Hidden REF award for Macpherson
A small percentage of the population do not experience mental imagery (they have aphantasia); another minority experience particularly vivid imagery (they have hyperphantasia). Both groups include artists, writers, and designers. The Extreme Imagination Exhibition presents their work, inviting us to consider the role of mental imagery in making art. How can someone make anything without being able to imagine what they want it to look like? Is there a distinctly hyperphantasic kind of art? The Eye's Mind team (details below) believe this is the ﬁrst exhibition to reflect on these questions—because the centrality of mental imagery to art-making has previously been assumed.
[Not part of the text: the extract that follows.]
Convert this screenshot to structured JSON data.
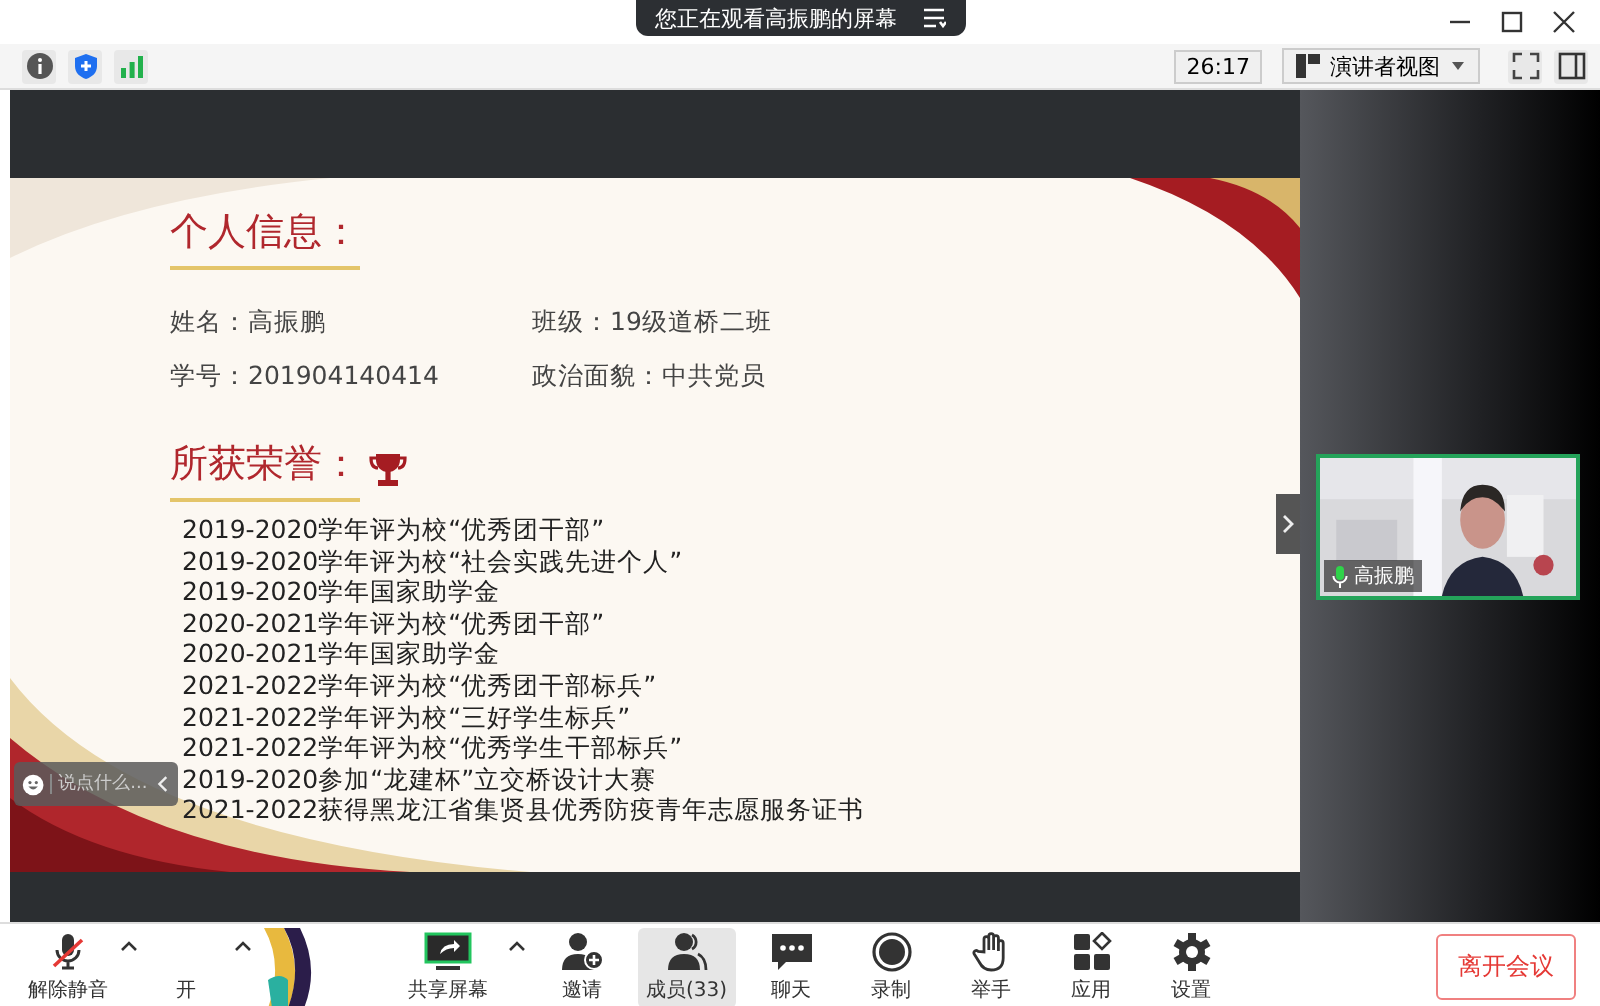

The online exhibition is the digital counterpart of twin exhibitions hosted by Tramway, Glasgow, and the Royal Albert Memorial Museum, Exeter, in 2019—together with the essays from the exhibition catalogue from the Eye’s Mind researchers, artist interviews, videos of talks at the concurrent conference, and resources about extremes of imagery. It includes the Vividness of Visual Imagery Questionnaire allowing people to gauge their own imagery and feedback forms, which the researchers can gather data from. The images on the website are captioned for the use of screen readers and the artist interviews are subtitled.
Effective public engagement, including this website, prompted over 14,000 people with extreme imagery to contact the Eye’s Mind researchers. They often reported a prior awareness that something was different about themselves, that they struggled to explain. The research allowed them to understand how they differed from others; and point to the research to verify and explain this difference to others.
The Eye's Mind team: Adam Zeman (neurology), Fiona Macpherson (philosophy), John Onions (art history), Crawford Winlove (neuroscience), Susan Aldworth (artist) and Matthew MacKisack (English). The physical exhibitions were curated by Aldworth and MacKisack. Macpherson and Joanna Helfer conceived and created the online version.
First published: 7 September 2021